The IRB had said the 2013 Sevens World Cup would be the last one, however, following feedback from its member unions, the IRB's general assembly decided to continue with the World Cup, but moved it two years after the 2016 Olympic Games.
In fact the USA recently submitted a bid to host 2018 Sevens World Cup.
Men’s Eagles Sevens | Rugby World Cup 2013
1. Carlin Isles
2. Nick Edwards
3. Andrew Durutalo
4. Shalom Suniula
5. Zach Test
6. Matt Hawkins
7. Folau Niua
8. Jack Halalilo
9. Maka Unufe
10. Mike Palefau
11. Colin Hawley
12. Brett Thompson
Men’s Eagles Sevens | Staff
Alex Magleby (Head Coach)
Andy Katoa (Manager)

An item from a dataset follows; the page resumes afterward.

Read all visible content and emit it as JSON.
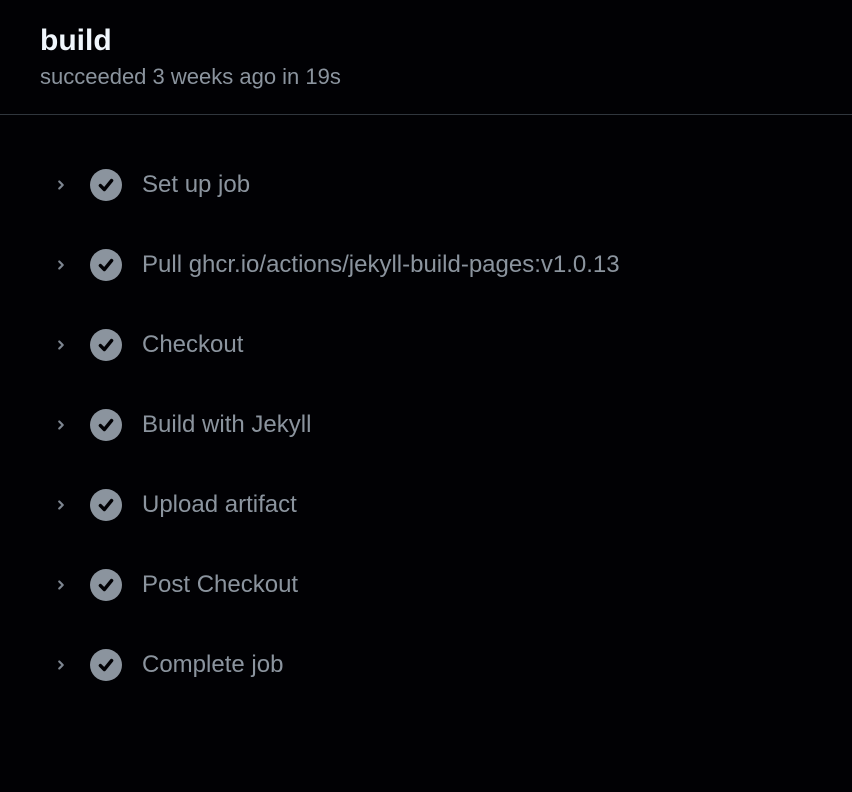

Brian Green (Athletic trainer)
Paul Goulding (Video Analyst)
Men’s Eagles Sevens | Schedule
USA vs. Georgia 8.06 AM E.T Friday June 28
USA vs. Canada 2.06 AM E.T Saturday June 29
USA vs. New Zealand 8.20 AM E.T Saturday June 29
Women’s Eagles Sevens | Rugby World Cup 2013
1. Jillion Potter
2. Kelly Griffin
3. Vanesha McGee
4. Deven Owsiany
5. Kimberly Rozier
6. Ryan Carlyle **Akalaini "Bui" Baravilala replaced due to injury
7. Victoria Folayan
8. Emilie Bydwell
9. Irene Gardner
10. Christine Ringgenberg
11. Nathalie Marchino
12. Kathryn "KJ" Johnson
Women’s Eagles Sevens | Staff
Ric Suggitt (Head Coach)
JoAnne Kos (Assistant Coach/Team Manager)
Nicole Titmas (Athletic Trainer)
Dr. Lisa Bartoli (Team Doctor)
Women’s Eagles Sevens | Schedule
USA vs. Brazil 2.28 AM E.T Saturday June 29
USA vs. Fiji 5.24 AM E.T Saturday June 29
USA vs. Spain 12.00 PM E.T Saturday June 29
USOC | Staff
John Crawley, USOC HP Director of Team Sports
Shawn Dolan, USOC Sports Dietician
Peter Haberl, USOC Senior Sport Psychologist